Weeks ago, Facebook creator Mark Zuckerberg promised he’d spend the new year studying cryptocurrencies. Apparently, he’s spent the interim studying scammy crypto ads on Facebook, too, as the popular social media platform is banning “deceptive promotional practices” related to cryptocurrencies henceforth.
Subscribe to the Bitsonline YouTube channel for more great videos featuring industry insiders & experts
Ban “Intentionally Broad” to Start
Facebook is officially moving against the wave of unrealistic, “moonshot” promising cryptocurrency-based promotions that have hit the social media platform in recent weeks, announcing a new policy that addressed the problem on Tuesday, January 30th.
While other outlets like CNBC initially announced the policy revision as a blanket ban on all ads related to bitcoin and cryptocurrencies in general, the actual Facebook announcement clearly notes the restrictions relates to projects that are not “operating in good faith.”
However, the company did note the ban would be “intentionally broad” to start while they fine-tuned the approval process:
“We want people to continue to discover and learn about new products and services through Facebook ads without fear of scams or deception. That said, there are many companies who are advertising binary options, ICOs [Initial Coin Offerings] and cryptocurrencies that are not currently operating in good faith.

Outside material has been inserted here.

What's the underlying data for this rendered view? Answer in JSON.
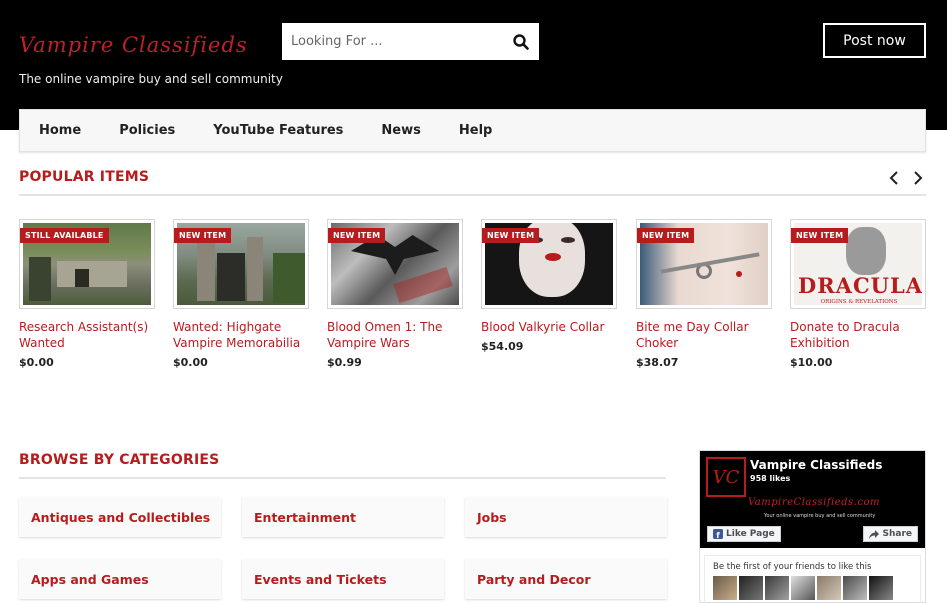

This policy is intentionally broad while we work to better detect deceptive and misleading advertising practices, and enforcement will begin to ramp up across our platforms including Facebook, Audience Network and Instagram. We will revisit this policy and how we enforce it as our signals improve.”
Surreptitious Monero Mining Also Recently a Problem
Spammy, scammy cryptocurrency ads aren’t the only problem from the cryptoverse that Zuckerberg’s crew has been contending with as of late.
That’s because back in December 2017, Japanese cybersecurity company TrendMicro published a report detailing how a malicious bot dubbed “Digimine” was using an exploit to take over users’ Facebook Messenger accounts through which miner management software was being remotely installed.
Attackers were using the exploit to remotely mine Monero (XMR) from victims’ computers. The Silicon Valley heavyweights responded by saying they “maintain a number of automated systems to help stop harmful links and files from appearing on Facebook and in Messenger.”
Even still, it surely won’t be the last time the cryptocurrency ecosystem and Facebook generate friction against one another.
What’s your take? Do you think this was a smart move by Zuckerberg’s powerhouse platform, or does it not really concern you either way? Sound off in the comments below.
Images via Facebook, QZ